Soon after, Sirius runs away from home and takes refuge with James and his family. While the Potters may have spoiled their only son rotten, we know from Sirius that they were kind and supportive of his own plight in a way that was ultimately beneficial; he was able to get on his feet after staying with them for some time, and they let him know that he was always welcome in their home for supper. James would have seen how his parents reacted to Sirius’ choices, the way they protected him and provided the net that he required. And just perhaps, James might have realized that he needed to be that sort of person for Sirius, too. It might not seem like a large event for the attention it gets in the narrative, but the choice to separate from one’s family is a traumatic thing. Having a close friend who made such a decision would be a sobering event for anyone. In fact, it might make someone who has an untold amount of privilege consider what life would be like without it.

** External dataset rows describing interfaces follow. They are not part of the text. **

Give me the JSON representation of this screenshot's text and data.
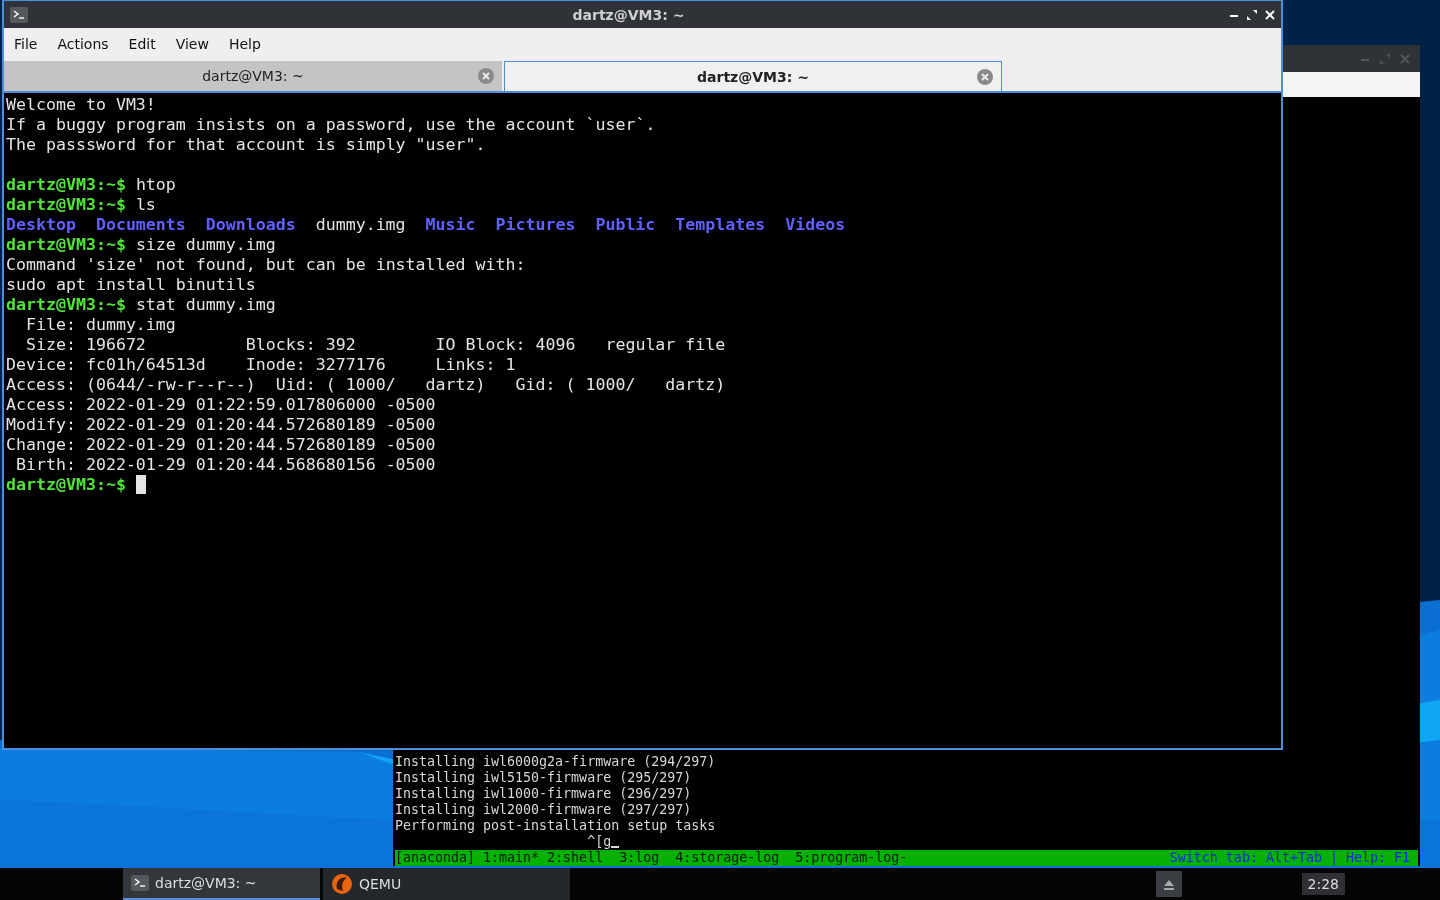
{
  "terminal_window": {
    "title": "dartz@VM3: ~",
    "menu": [
      "File",
      "Actions",
      "Edit",
      "View",
      "Help"
    ],
    "tabs": [
      {
        "label": "dartz@VM3: ~",
        "selected": false
      },
      {
        "label": "dartz@VM3: ~",
        "selected": true
      }
    ],
    "lines": [
      {
        "kind": "text",
        "segments": [
          {
            "text": "Welcome to VM3!",
            "kind": "plain"
          }
        ]
      },
      {
        "kind": "text",
        "segments": [
          {
            "text": "If a buggy program insists on a password, use the account `user`.",
            "kind": "plain"
          }
        ]
      },
      {
        "kind": "text",
        "segments": [
          {
            "text": "The passsword for that account is simply \"user\".",
            "kind": "plain"
          }
        ]
      },
      {
        "kind": "blank"
      },
      {
        "kind": "text",
        "segments": [
          {
            "text": "dartz@VM3:~$",
            "kind": "prompt"
          },
          {
            "text": "htop",
            "kind": "command"
          }
        ]
      },
      {
        "kind": "text",
        "segments": [
          {
            "text": "dartz@VM3:~$",
            "kind": "prompt"
          },
          {
            "text": "ls",
            "kind": "command"
          }
        ]
      },
      {
        "kind": "columns",
        "segments": [
          {
            "text": "Desktop",
            "kind": "dir"
          },
          {
            "text": "Documents",
            "kind": "dir"
          },
          {
            "text": "Downloads",
            "kind": "dir"
          },
          {
            "text": "dummy.img",
            "kind": "plain"
          },
          {
            "text": "Music",
            "kind": "dir"
          },
          {
            "text": "Pictures",
            "kind": "dir"
          },
          {
            "text": "Public",
            "kind": "dir"
          },
          {
            "text": "Templates",
            "kind": "dir"
          },
          {
            "text": "Videos",
            "kind": "dir"
          }
        ]
      },
      {
        "kind": "text",
        "segments": [
          {
            "text": "dartz@VM3:~$",
            "kind": "prompt"
          },
          {
            "text": "size dummy.img",
            "kind": "command"
          }
        ]
      },
      {
        "kind": "text",
        "segments": [
          {
            "text": "Command 'size' not found, but can be installed with:",
            "kind": "plain"
          }
        ]
      },
      {
        "kind": "text",
        "segments": [
          {
            "text": "sudo apt install binutils",
            "kind": "plain"
          }
        ]
      },
      {
        "kind": "text",
        "segments": [
          {
            "text": "dartz@VM3:~$",
            "kind": "prompt"
          },
          {
            "text": "stat dummy.img",
            "kind": "command"
          }
        ]
      },
      {
        "kind": "text",
        "segments": [
          {
            "text": "  File: dummy.img",
            "kind": "plain"
          }
        ]
      },
      {
        "kind": "text",
        "segments": [
          {
            "text": "  Size: 196672          Blocks: 392        IO Block: 4096   regular file",
            "kind": "plain"
          }
        ]
      },
      {
        "kind": "text",
        "segments": [
          {
            "text": "Device: fc01h/64513d    Inode: 3277176     Links: 1",
            "kind": "plain"
          }
        ]
      },
      {
        "kind": "text",
        "segments": [
          {
            "text": "Access: (0644/-rw-r--r--)  Uid: ( 1000/   dartz)   Gid: ( 1000/   dartz)",
            "kind": "plain"
          }
        ]
      },
      {
        "kind": "text",
        "segments": [
          {
            "text": "Access: 2022-01-29 01:22:59.017806000 -0500",
            "kind": "plain"
          }
        ]
      },
      {
        "kind": "text",
        "segments": [
          {
            "text": "Modify: 2022-01-29 01:20:44.572680189 -0500",
            "kind": "plain"
          }
        ]
      },
      {
        "kind": "text",
        "segments": [
          {
            "text": "Change: 2022-01-29 01:20:44.572680189 -0500",
            "kind": "plain"
          }
        ]
      },
      {
        "kind": "text",
        "segments": [
          {
            "text": " Birth: 2022-01-29 01:20:44.568680156 -0500",
            "kind": "plain"
          }
        ]
      },
      {
        "kind": "text",
        "segments": [
          {
            "text": "dartz@VM3:~$",
            "kind": "prompt"
          }
        ],
        "cursor": true
      }
    ]
  },
  "qemu_window": {
    "lines": [
      {
        "kind": "text",
        "text": "Installing iwl6000g2a-firmware (294/297)"
      },
      {
        "kind": "text",
        "text": "Installing iwl5150-firmware (295/297)"
      },
      {
        "kind": "text",
        "text": "Installing iwl1000-firmware (296/297)"
      },
      {
        "kind": "text",
        "text": "Installing iwl2000-firmware (297/297)"
      },
      {
        "kind": "text",
        "text": "Performing post-installation setup tasks"
      },
      {
        "kind": "echo",
        "text": "^[g",
        "cursor": true
      }
    ],
    "status_bar": {
      "left": "[anaconda] 1:main* 2:shell  3:log  4:storage-log  5:program-log-",
      "right": "Switch tab: Alt+Tab | Help: F1"
    }
  },
  "taskbar": {
    "tasks": [
      {
        "label": "dartz@VM3: ~",
        "kind": "terminal",
        "selected": true
      },
      {
        "label": "QEMU",
        "kind": "qemu",
        "selected": false
      }
    ],
    "clock": "2:28"
  }
}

The first war against Voldemort was getting worse every day while the Marauders were at school, and now James comes into hard contact with the reality of that world; Sirius can’t abide his abusive family and what they stand for; Remus will probably be unable to find a job after they graduate in the current climate; who knows what could happen to Peter, who’s always looking to his friends for protection. And then there’s the girl he fancies, who happens to be exactly what Voldemort is railing against—Muggle-born wizards. If James is going to be any use to anyone, he has to step up and do it fast.
Sixth Year is when James Potter gets it together. And because Lily finally notices him in Seventh Year and starts dating him, his friends assume she must be the reason. Oh look, James got his act straight and the girl of his dreams finally deems him worthwhile. That must be why he worked so hard last year. It makes sense to them, and prevents James from having to admit what really turned his head—the sudden understanding that his friends were going to need him, and soon. A revelation that began because Sirius Black ran away from home, and James came to understand the damage done by his family. He had a moment to reflect and see just how lucky he was.
Of course, this is entirely speculation. But the cause-and-effect here have a drive and a causality that come from a real emotional place, instead of this muddy I-got-better-to-impress-a-girl thing. That would be fine if the change had been slight, but for all the reader is led to believe, this is the point where James Potter decides to become a more compassionate, mature human being. And doing that for a potential date—since he’s certainly not guaranteed one just by becoming a nicer guy—doesn’t seem like enough of a reason.
But changing for a friend who is practically family? That sounds about right.